The General Synod of the Anglican Church of Australia begins today, Saturday 18 September 2010, in Melbourne, and I’m one of 61 of the Sydney Diocesan representatives: 30 lay, 30 clergy, and 1 bishop of the diocese.
It only meets every 3 years, and just like last time, I plan to blog my way through!
One good thing is that it’s a day shorter this time than the seven last time! Finances not in such good shape I think!
I’m looking forward to Melbourne’s trams; to seeing if the coffee’s better than Wollongong’s; to catching up with an old student minister friend, now serving with AFES in Melbourne; to meeting a Melbourne Diocese rep I’ve got to know via the web; and hopefully a chance to visit a second hand bookshop or two (but there’s not much spare time!).
As we commence, here’s a good question: what is a general synod? Or, if you belong to another denomination, what kind of thing is your general assembly, or whatever you call it?
The ministry recruitment landscape in Sydney, NSW and the ACT is changing.
It is very exciting. In 2010 MTS changed it’s Sydney conference calendar. Instead of running a residential SPUR Conference (formerly called Club 5 or Challenge) on the October long weekend we decided to replace it with a non-residential conference in May.
“Why?” you ask. Well, there were several reasons.
I think one of the best pieces of advice I received as I began to get involved in Christian ministry was this: “Make sure you are involved in some ministry outside your own patch”.
(By ‘patch’, my advisor meant my normal sphere of ministry—be it my neighbourhood / campus / school / workplace … whatever. In my case, my patch was my local parish, and the outside ministry I got involved in was teaching Moore College ThC courses to pastors in Kenya.)
This is the sixth post in Jean’s series on women in the Bible. (Read the first, second, third, fourth and fifth.)
Hannah is a nobody, the insignificant wife of an insignificant member of an insignificant tribe. Compared to Eve, mother of all living; Sarah, mother of God’s people; or Deborah, judge of Israel—who is she? Just a barren women loved by her husband but jeered at by a younger, fruitful wife (1 Sam 1:1-8).

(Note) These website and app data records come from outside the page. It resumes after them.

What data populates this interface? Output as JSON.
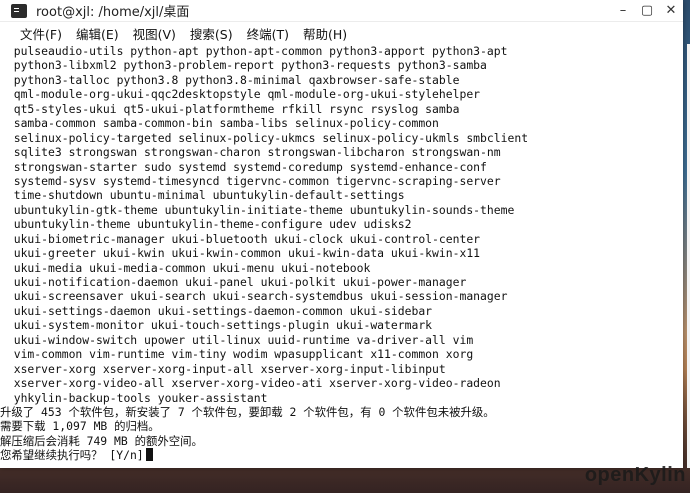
{
  "window": {
    "title": "root@xjl: /home/xjl/桌面",
    "controls": {
      "minimize": "–",
      "maximize": "▢",
      "close": "✕"
    }
  },
  "menubar": {
    "items": [
      {
        "label": "文件(F)"
      },
      {
        "label": "编辑(E)"
      },
      {
        "label": "视图(V)"
      },
      {
        "label": "搜索(S)"
      },
      {
        "label": "终端(T)"
      },
      {
        "label": "帮助(H)"
      }
    ]
  },
  "terminal": {
    "lines": [
      "  pulseaudio-utils python-apt python-apt-common python3-apport python3-apt",
      "  python3-libxml2 python3-problem-report python3-requests python3-samba",
      "  python3-talloc python3.8 python3.8-minimal qaxbrowser-safe-stable",
      "  qml-module-org-ukui-qqc2desktopstyle qml-module-org-ukui-stylehelper",
      "  qt5-styles-ukui qt5-ukui-platformtheme rfkill rsync rsyslog samba",
      "  samba-common samba-common-bin samba-libs selinux-policy-common",
      "  selinux-policy-targeted selinux-policy-ukmcs selinux-policy-ukmls smbclient",
      "  sqlite3 strongswan strongswan-charon strongswan-libcharon strongswan-nm",
      "  strongswan-starter sudo systemd systemd-coredump systemd-enhance-conf",
      "  systemd-sysv systemd-timesyncd tigervnc-common tigervnc-scraping-server",
      "  time-shutdown ubuntu-minimal ubuntukylin-default-settings",
      "  ubuntukylin-gtk-theme ubuntukylin-initiate-theme ubuntukylin-sounds-theme",
      "  ubuntukylin-theme ubuntukylin-theme-configure udev udisks2",
      "  ukui-biometric-manager ukui-bluetooth ukui-clock ukui-control-center",
      "  ukui-greeter ukui-kwin ukui-kwin-common ukui-kwin-data ukui-kwin-x11",
      "  ukui-media ukui-media-common ukui-menu ukui-notebook",
      "  ukui-notification-daemon ukui-panel ukui-polkit ukui-power-manager",
      "  ukui-screensaver ukui-search ukui-search-systemdbus ukui-session-manager",
      "  ukui-settings-daemon ukui-settings-daemon-common ukui-sidebar",
      "  ukui-system-monitor ukui-touch-settings-plugin ukui-watermark",
      "  ukui-window-switch upower util-linux uuid-runtime va-driver-all vim",
      "  vim-common vim-runtime vim-tiny wodim wpasupplicant x11-common xorg",
      "  xserver-xorg xserver-xorg-input-all xserver-xorg-input-libinput",
      "  xserver-xorg-video-all xserver-xorg-video-ati xserver-xorg-video-radeon",
      "  yhkylin-backup-tools youker-assistant",
      "升级了 453 个软件包，新安装了 7 个软件包，要卸载 2 个软件包，有 0 个软件包未被升级。",
      "需要下载 1,097 MB 的归档。",
      "解压缩后会消耗 749 MB 的额外空间。"
    ],
    "prompt": "您希望继续执行吗？ [Y/n]"
  },
  "desktop": {
    "watermark": "openKylin"
  }
}
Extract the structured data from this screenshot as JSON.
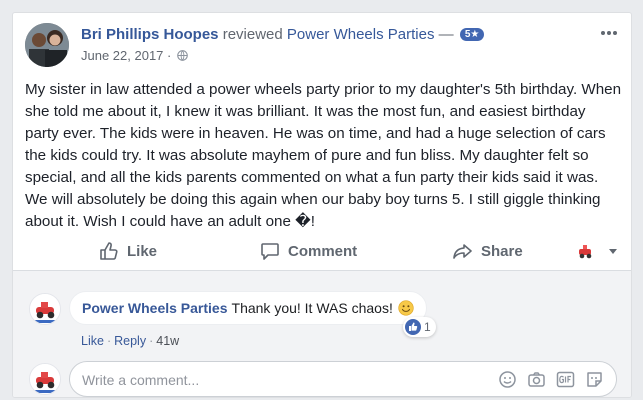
{
  "post": {
    "author": "Bri Phillips Hoopes",
    "verb": "reviewed",
    "page_name": "Power Wheels Parties",
    "dash": "—",
    "rating": "5★",
    "date": "June 22, 2017",
    "date_separator": "·",
    "body": "My sister in law attended a power wheels party prior to my daughter's 5th birthday. When she told me about it, I knew it was brilliant. It was the most fun, and easiest birthday party ever. The kids were in heaven. He was on time, and had a huge selection of cars the kids could try. It was absolute mayhem of pure and fun bliss. My daughter felt so special, and all the kids parents commented on what a fun party their kids said it was. We will absolutely be doing this again when our baby boy turns 5. I still giggle thinking about it. Wish I could have an adult one �!"
  },
  "actions": {
    "like": "Like",
    "comment": "Comment",
    "share": "Share"
  },
  "comment": {
    "author": "Power Wheels Parties",
    "text": "Thank you! It WAS chaos!",
    "reaction_count": "1",
    "like": "Like",
    "reply": "Reply",
    "separator": "·",
    "age": "41w"
  },
  "composer": {
    "placeholder": "Write a comment..."
  },
  "icons": [
    "globe-icon",
    "more-options-icon",
    "like-icon",
    "comment-icon",
    "share-icon",
    "emoji-icon",
    "camera-icon",
    "gif-icon",
    "sticker-icon",
    "thumbs-up-reaction-icon",
    "smile-emoji-icon"
  ],
  "colors": {
    "link": "#365899",
    "badge": "#4267b2",
    "action_gray": "#606770"
  }
}
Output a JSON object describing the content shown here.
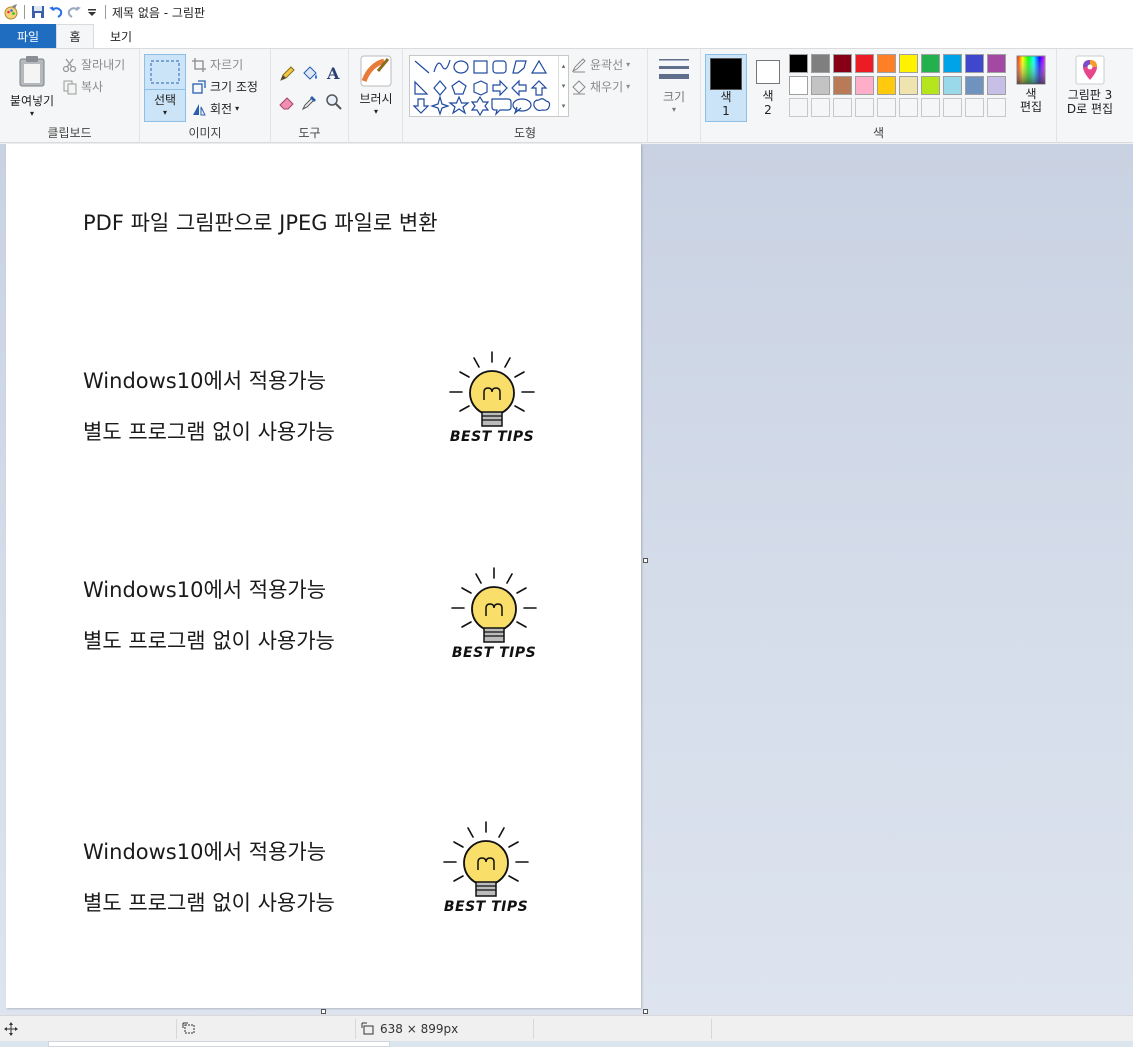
{
  "window": {
    "title": "제목 없음 - 그림판"
  },
  "tabs": {
    "file": "파일",
    "home": "홈",
    "view": "보기"
  },
  "clipboard": {
    "paste": "붙여넣기",
    "cut": "잘라내기",
    "copy": "복사",
    "label": "클립보드"
  },
  "image": {
    "select": "선택",
    "crop": "자르기",
    "resize": "크기 조정",
    "rotate": "회전",
    "label": "이미지"
  },
  "tools": {
    "label": "도구"
  },
  "brushes": {
    "label": "브러시"
  },
  "shapes": {
    "outline": "윤곽선",
    "fill": "채우기",
    "label": "도형"
  },
  "size": {
    "label": "크기"
  },
  "colors": {
    "color1_line1": "색",
    "color1_line2": "1",
    "color2_line1": "색",
    "color2_line2": "2",
    "edit_line1": "색",
    "edit_line2": "편집",
    "label": "색",
    "palette_row1": [
      "#000000",
      "#7f7f7f",
      "#880015",
      "#ed1c24",
      "#ff7f27",
      "#fff200",
      "#22b14c",
      "#00a2e8",
      "#3f48cc",
      "#a349a4"
    ],
    "palette_row2": [
      "#ffffff",
      "#c3c3c3",
      "#b97a57",
      "#ffaec9",
      "#ffc90e",
      "#efe4b0",
      "#b5e61d",
      "#99d9ea",
      "#7092be",
      "#c8bfe7"
    ]
  },
  "paint3d": {
    "line1": "그림판 3",
    "line2": "D로 편집"
  },
  "canvas": {
    "heading": "PDF 파일 그림판으로 JPEG 파일로 변환",
    "blocks": [
      {
        "line1": "Windows10에서 적용가능",
        "line2": "별도 프로그램 없이 사용가능",
        "badge": "BEST TIPS"
      },
      {
        "line1": "Windows10에서 적용가능",
        "line2": "별도 프로그램 없이 사용가능",
        "badge": "BEST TIPS"
      },
      {
        "line1": "Windows10에서 적용가능",
        "line2": "별도 프로그램 없이 사용가능",
        "badge": "BEST TIPS"
      }
    ]
  },
  "status": {
    "dimensions": "638 × 899px"
  }
}
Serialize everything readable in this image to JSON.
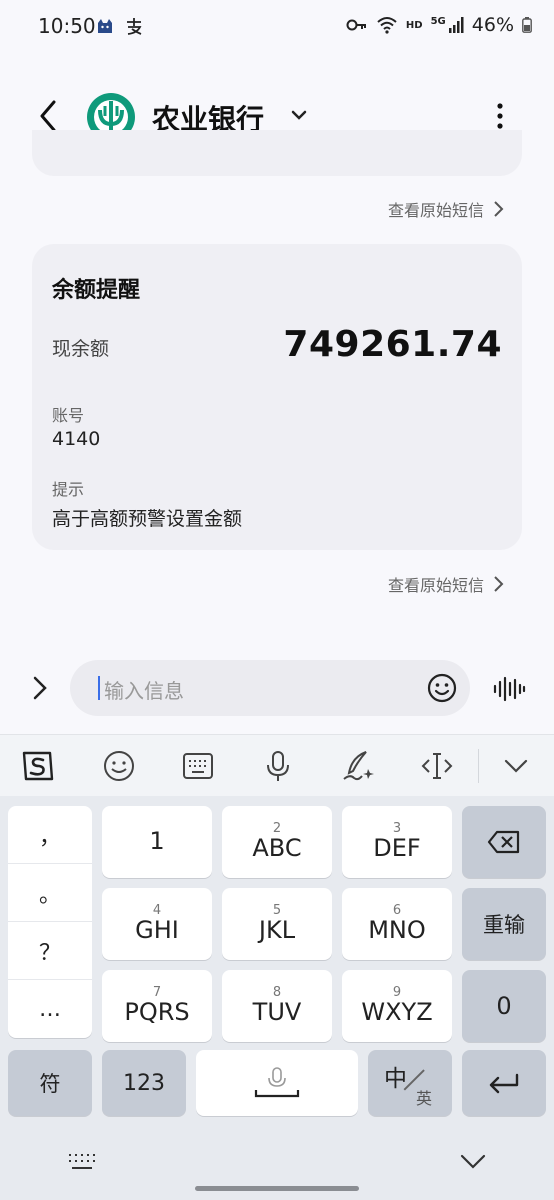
{
  "status_bar": {
    "time": "10:50",
    "battery": "46%",
    "net_hd": "HD",
    "net_5g": "5G"
  },
  "header": {
    "title": "农业银行"
  },
  "messages": {
    "view_original": "查看原始短信",
    "card": {
      "title": "余额提醒",
      "balance_label": "现余额",
      "balance_value": "749261.74",
      "account_label": "账号",
      "account_value": "4140",
      "tip_label": "提示",
      "tip_value": "高于高额预警设置金额"
    }
  },
  "composer": {
    "placeholder": "输入信息"
  },
  "keyboard": {
    "punct": [
      "，",
      "。",
      "？",
      "…"
    ],
    "keys": [
      {
        "num": "",
        "letters": "1"
      },
      {
        "num": "2",
        "letters": "ABC"
      },
      {
        "num": "3",
        "letters": "DEF"
      },
      {
        "num": "4",
        "letters": "GHI"
      },
      {
        "num": "5",
        "letters": "JKL"
      },
      {
        "num": "6",
        "letters": "MNO"
      },
      {
        "num": "7",
        "letters": "PQRS"
      },
      {
        "num": "8",
        "letters": "TUV"
      },
      {
        "num": "9",
        "letters": "WXYZ"
      }
    ],
    "reenter": "重输",
    "zero": "0",
    "symbols": "符",
    "num_mode": "123",
    "lang_main": "中",
    "lang_alt": "英"
  },
  "colors": {
    "accent": "#3a6ee8",
    "bank_green": "#0f9a7b",
    "card_bg": "#efeff4"
  }
}
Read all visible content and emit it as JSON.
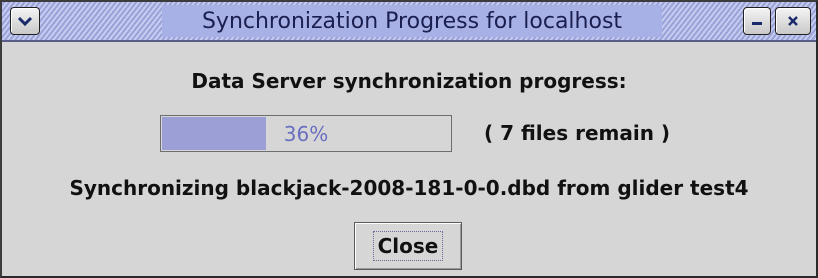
{
  "window": {
    "title": "Synchronization Progress for localhost",
    "controls": {
      "menu_icon": "chevron-down-icon",
      "minimize_icon": "minimize-icon",
      "close_icon": "close-icon"
    }
  },
  "content": {
    "heading": "Data Server synchronization progress:",
    "progress": {
      "value": 0.36,
      "label": "36%"
    },
    "remaining": "( 7 files remain )",
    "status": "Synchronizing blackjack-2008-181-0-0.dbd from glider test4"
  },
  "buttons": {
    "close_label": "Close"
  },
  "colors": {
    "title_bar": "#a9b1e3",
    "progress_fill": "#9b9fd6",
    "progress_text": "#6a6ec0",
    "window_bg": "#d6d6d6"
  }
}
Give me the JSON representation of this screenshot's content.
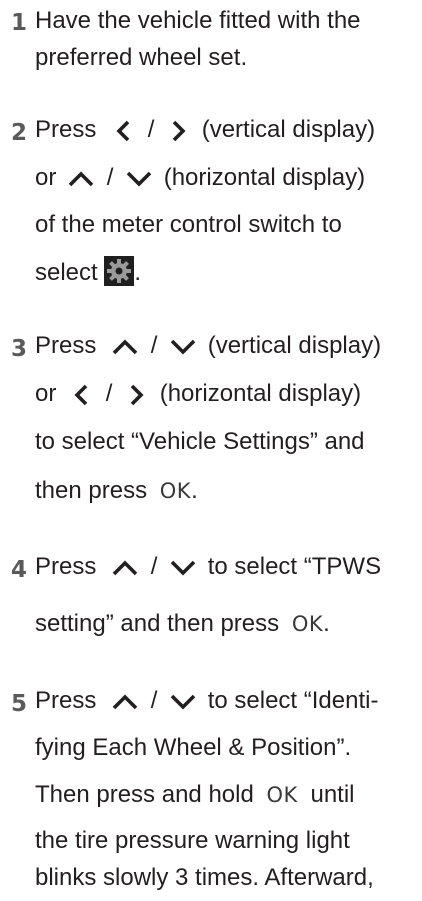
{
  "steps": [
    {
      "number": "1",
      "lines": [
        "Have the vehicle fitted with the",
        "preferred wheel set."
      ]
    },
    {
      "number": "2",
      "press": "Press",
      "slash": "/",
      "vertical_display": "(vertical display)",
      "or": "or",
      "horizontal_display": "(horizontal display)",
      "line3": "of the meter control switch to",
      "select": "select",
      "period": ".",
      "icons": [
        "chevron-left-icon",
        "chevron-right-icon",
        "chevron-up-icon",
        "chevron-down-icon",
        "gear-icon"
      ]
    },
    {
      "number": "3",
      "press": "Press",
      "slash": "/",
      "vertical_display": "(vertical display)",
      "or": "or",
      "horizontal_display": "(horizontal display)",
      "line3": "to select “Vehicle Settings” and",
      "line4_pre": "then press",
      "ok": "OK",
      "period": "."
    },
    {
      "number": "4",
      "press": "Press",
      "slash": "/",
      "line1_post": "to select “TPWS",
      "line2_pre": "setting” and then press",
      "ok": "OK",
      "period": "."
    },
    {
      "number": "5",
      "press": "Press",
      "slash": "/",
      "line1_post": "to select “Identi-",
      "line2": "fying Each Wheel & Position”.",
      "line3_pre": "Then press and hold",
      "ok": "OK",
      "line3_post": "until",
      "line4": "the tire pressure warning light",
      "line5": "blinks slowly 3 times. Afterward,"
    }
  ],
  "colors": {
    "text": "#231f20",
    "number": "#5a5a5a",
    "gear_bg": "#1f1f1f",
    "gear_fg": "#9a9a9a"
  }
}
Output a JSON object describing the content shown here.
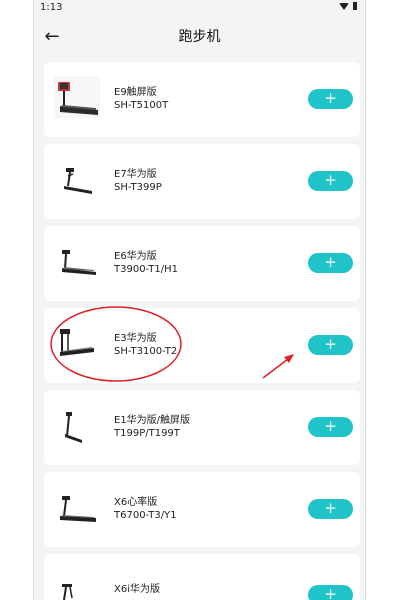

Does God feel your pain? For many of us the question is a bit odd, like asking ‘Is God good?’ or ‘Does God love?’ We turn to John 11 and its description of Jesus being moved at Mary’s weeping, and his own weeping at the site of Lazarus’ grave. It is common to use this as proof that God is affected by our suffering, mourning, and death: that he shares it and does not stand aloof from it. “Don’t blame God,” we implicitly say, “He’s going through the same pain and suffering you experience. He cares.” (more…)